__About this exercise__: The pictures are to be omitted when the entries are reproduced exactly.

__Dataset records__:

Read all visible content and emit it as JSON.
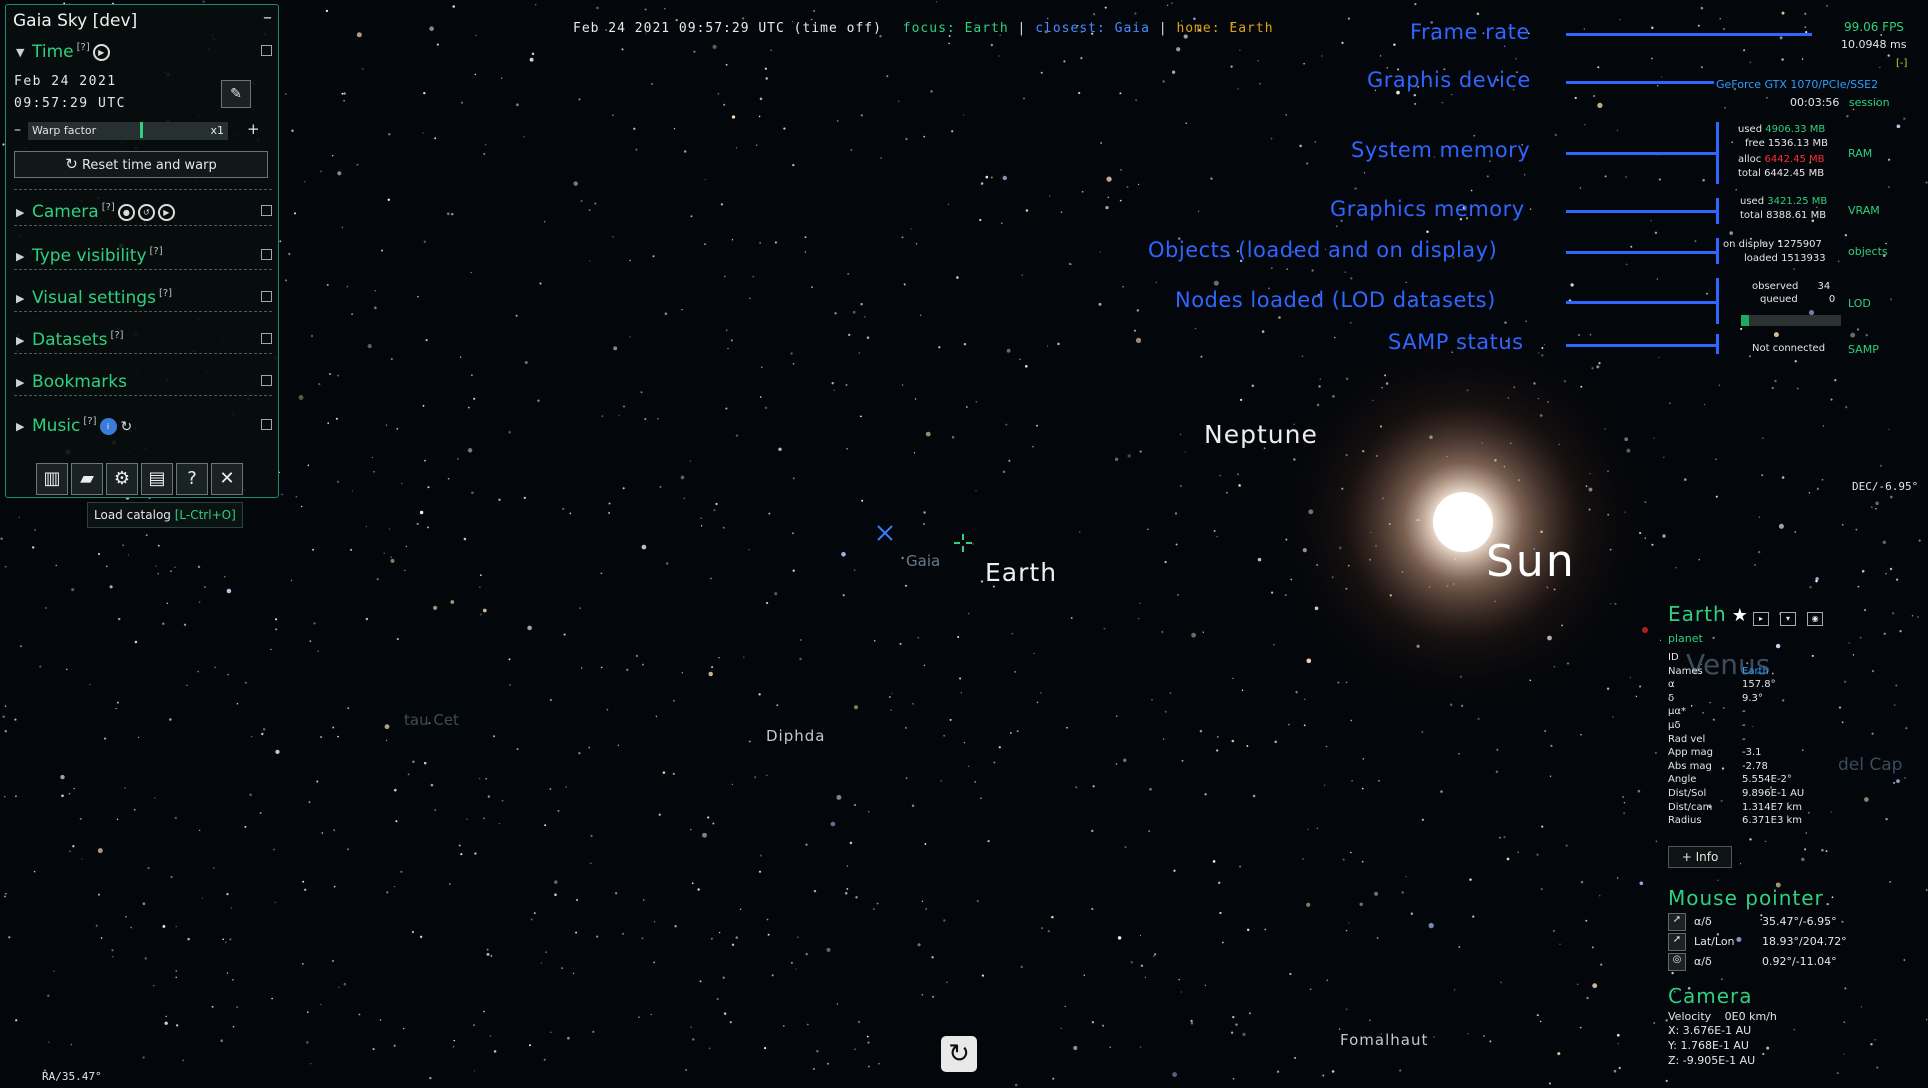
{
  "app": {
    "title": "Gaia Sky [dev]",
    "status_bar": {
      "datetime": "Feb 24 2021 09:57:29 UTC (time off)",
      "focus_label": "focus:",
      "focus_value": "Earth",
      "closest_label": "closest:",
      "closest_value": "Gaia",
      "home_label": "home:",
      "home_value": "Earth",
      "sep": "|"
    }
  },
  "panel": {
    "time": {
      "label": "Time",
      "hint": "[?]",
      "date": "Feb 24 2021",
      "time": "09:57:29 UTC",
      "warp_label": "Warp factor",
      "warp_value": "x1",
      "minus": "–",
      "plus": "+",
      "reset_label": "Reset time and warp"
    },
    "sections": [
      {
        "label": "Camera",
        "hint": "[?]"
      },
      {
        "label": "Type visibility",
        "hint": "[?]"
      },
      {
        "label": "Visual settings",
        "hint": "[?]"
      },
      {
        "label": "Datasets",
        "hint": "[?]"
      },
      {
        "label": "Bookmarks",
        "hint": ""
      },
      {
        "label": "Music",
        "hint": "[?]"
      }
    ],
    "toolbar_icons": [
      "map-icon",
      "folder-open-icon",
      "gear-icon",
      "log-icon",
      "help-icon",
      "close-icon"
    ],
    "tooltip": {
      "text": "Load catalog",
      "shortcut": "[L-Ctrl+O]"
    }
  },
  "sky_labels": {
    "neptune": "Neptune",
    "sun": "Sun",
    "earth": "Earth",
    "gaia": "Gaia",
    "diphda": "Diphda",
    "fomalhaut": "Fomalhaut",
    "tau_cet": "tau Cet",
    "venus": "Venus",
    "del_cap": "del Cap",
    "ra": "RA/35.47°",
    "dec": "DEC/-6.95°"
  },
  "callouts": {
    "frame_rate": "Frame rate",
    "graphics_device": "Graphis device",
    "system_memory": "System memory",
    "graphics_memory": "Graphics memory",
    "objects": "Objects (loaded and on display)",
    "nodes": "Nodes loaded (LOD datasets)",
    "samp": "SAMP status"
  },
  "stats": {
    "fps": "99.06 FPS",
    "ms": "10.0948 ms",
    "collapse": "[-]",
    "device": "GeForce GTX 1070/PCIe/SSE2",
    "session_time": "00:03:56",
    "session_label": "session",
    "ram": {
      "used_label": "used",
      "used": "4906.33 MB",
      "free_label": "free",
      "free": "1536.13 MB",
      "alloc_label": "alloc",
      "alloc": "6442.45 MB",
      "total_label": "total",
      "total": "6442.45 MB",
      "tag": "RAM"
    },
    "vram": {
      "used_label": "used",
      "used": "3421.25 MB",
      "total_label": "total",
      "total": "8388.61 MB",
      "tag": "VRAM"
    },
    "objects": {
      "display_label": "on display",
      "display": "1275907",
      "loaded_label": "loaded",
      "loaded": "1513933",
      "tag": "objects"
    },
    "lod": {
      "observed_label": "observed",
      "observed": "34",
      "queued_label": "queued",
      "queued": "0",
      "tag": "LOD",
      "progress": 0.08
    },
    "samp": {
      "status": "Not connected",
      "tag": "SAMP"
    }
  },
  "focus_info": {
    "name": "Earth",
    "type": "planet",
    "rows": [
      {
        "k": "ID",
        "v": ""
      },
      {
        "k": "Names",
        "v": "Earth"
      },
      {
        "k": "α",
        "v": "157.8°"
      },
      {
        "k": "δ",
        "v": "9.3°"
      },
      {
        "k": "μα*",
        "v": "-"
      },
      {
        "k": "μδ",
        "v": "-"
      },
      {
        "k": "Rad vel",
        "v": "-"
      },
      {
        "k": "App mag",
        "v": "-3.1"
      },
      {
        "k": "Abs mag",
        "v": "-2.78"
      },
      {
        "k": "Angle",
        "v": "5.554E-2°"
      },
      {
        "k": "Dist/Sol",
        "v": "9.896E-1 AU"
      },
      {
        "k": "Dist/cam",
        "v": "1.314E7 km"
      },
      {
        "k": "Radius",
        "v": "6.371E3 km"
      }
    ],
    "info_button": "+ Info"
  },
  "mouse_pointer": {
    "title": "Mouse pointer",
    "rows": [
      {
        "k": "α/δ",
        "v": "35.47°/-6.95°"
      },
      {
        "k": "Lat/Lon",
        "v": "18.93°/204.72°"
      },
      {
        "k": "α/δ",
        "v": "0.92°/-11.04°"
      }
    ]
  },
  "camera_info": {
    "title": "Camera",
    "velocity_label": "Velocity",
    "velocity": "0E0 km/h",
    "x": "X: 3.676E-1 AU",
    "y": "Y: 1.768E-1 AU",
    "z": "Z: -9.905E-1 AU"
  },
  "colors": {
    "accent": "#2fd07f",
    "callout": "#2f66ff",
    "closest": "#4a8cff",
    "home": "#e0a020"
  }
}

__Output of the task__:
Read all visible content and emit it as JSON.
{
  "app": {
    "title": "Gaia Sky [dev]",
    "status_bar": {
      "datetime": "Feb 24 2021 09:57:29 UTC (time off)",
      "focus_label": "focus:",
      "focus_value": "Earth",
      "closest_label": "closest:",
      "closest_value": "Gaia",
      "home_label": "home:",
      "home_value": "Earth",
      "sep": "|"
    }
  },
  "panel": {
    "time": {
      "label": "Time",
      "hint": "[?]",
      "date": "Feb 24 2021",
      "time": "09:57:29 UTC",
      "warp_label": "Warp factor",
      "warp_value": "x1",
      "minus": "–",
      "plus": "+",
      "reset_label": "Reset time and warp"
    },
    "sections": [
      {
        "label": "Camera",
        "hint": "[?]"
      },
      {
        "label": "Type visibility",
        "hint": "[?]"
      },
      {
        "label": "Visual settings",
        "hint": "[?]"
      },
      {
        "label": "Datasets",
        "hint": "[?]"
      },
      {
        "label": "Bookmarks",
        "hint": ""
      },
      {
        "label": "Music",
        "hint": "[?]"
      }
    ],
    "toolbar_icons": [
      "map-icon",
      "folder-open-icon",
      "gear-icon",
      "log-icon",
      "help-icon",
      "close-icon"
    ],
    "tooltip": {
      "text": "Load catalog",
      "shortcut": "[L-Ctrl+O]"
    }
  },
  "sky_labels": {
    "neptune": "Neptune",
    "sun": "Sun",
    "earth": "Earth",
    "gaia": "Gaia",
    "diphda": "Diphda",
    "fomalhaut": "Fomalhaut",
    "tau_cet": "tau Cet",
    "venus": "Venus",
    "del_cap": "del Cap",
    "ra": "RA/35.47°",
    "dec": "DEC/-6.95°"
  },
  "callouts": {
    "frame_rate": "Frame rate",
    "graphics_device": "Graphis device",
    "system_memory": "System memory",
    "graphics_memory": "Graphics memory",
    "objects": "Objects (loaded and on display)",
    "nodes": "Nodes loaded (LOD datasets)",
    "samp": "SAMP status"
  },
  "stats": {
    "fps": "99.06 FPS",
    "ms": "10.0948 ms",
    "collapse": "[-]",
    "device": "GeForce GTX 1070/PCIe/SSE2",
    "session_time": "00:03:56",
    "session_label": "session",
    "ram": {
      "used_label": "used",
      "used": "4906.33 MB",
      "free_label": "free",
      "free": "1536.13 MB",
      "alloc_label": "alloc",
      "alloc": "6442.45 MB",
      "total_label": "total",
      "total": "6442.45 MB",
      "tag": "RAM"
    },
    "vram": {
      "used_label": "used",
      "used": "3421.25 MB",
      "total_label": "total",
      "total": "8388.61 MB",
      "tag": "VRAM"
    },
    "objects": {
      "display_label": "on display",
      "display": "1275907",
      "loaded_label": "loaded",
      "loaded": "1513933",
      "tag": "objects"
    },
    "lod": {
      "observed_label": "observed",
      "observed": "34",
      "queued_label": "queued",
      "queued": "0",
      "tag": "LOD",
      "progress": 0.08
    },
    "samp": {
      "status": "Not connected",
      "tag": "SAMP"
    }
  },
  "focus_info": {
    "name": "Earth",
    "type": "planet",
    "rows": [
      {
        "k": "ID",
        "v": ""
      },
      {
        "k": "Names",
        "v": "Earth"
      },
      {
        "k": "α",
        "v": "157.8°"
      },
      {
        "k": "δ",
        "v": "9.3°"
      },
      {
        "k": "μα*",
        "v": "-"
      },
      {
        "k": "μδ",
        "v": "-"
      },
      {
        "k": "Rad vel",
        "v": "-"
      },
      {
        "k": "App mag",
        "v": "-3.1"
      },
      {
        "k": "Abs mag",
        "v": "-2.78"
      },
      {
        "k": "Angle",
        "v": "5.554E-2°"
      },
      {
        "k": "Dist/Sol",
        "v": "9.896E-1 AU"
      },
      {
        "k": "Dist/cam",
        "v": "1.314E7 km"
      },
      {
        "k": "Radius",
        "v": "6.371E3 km"
      }
    ],
    "info_button": "+ Info"
  },
  "mouse_pointer": {
    "title": "Mouse pointer",
    "rows": [
      {
        "k": "α/δ",
        "v": "35.47°/-6.95°"
      },
      {
        "k": "Lat/Lon",
        "v": "18.93°/204.72°"
      },
      {
        "k": "α/δ",
        "v": "0.92°/-11.04°"
      }
    ]
  },
  "camera_info": {
    "title": "Camera",
    "velocity_label": "Velocity",
    "velocity": "0E0 km/h",
    "x": "X: 3.676E-1 AU",
    "y": "Y: 1.768E-1 AU",
    "z": "Z: -9.905E-1 AU"
  },
  "colors": {
    "accent": "#2fd07f",
    "callout": "#2f66ff",
    "closest": "#4a8cff",
    "home": "#e0a020"
  }
}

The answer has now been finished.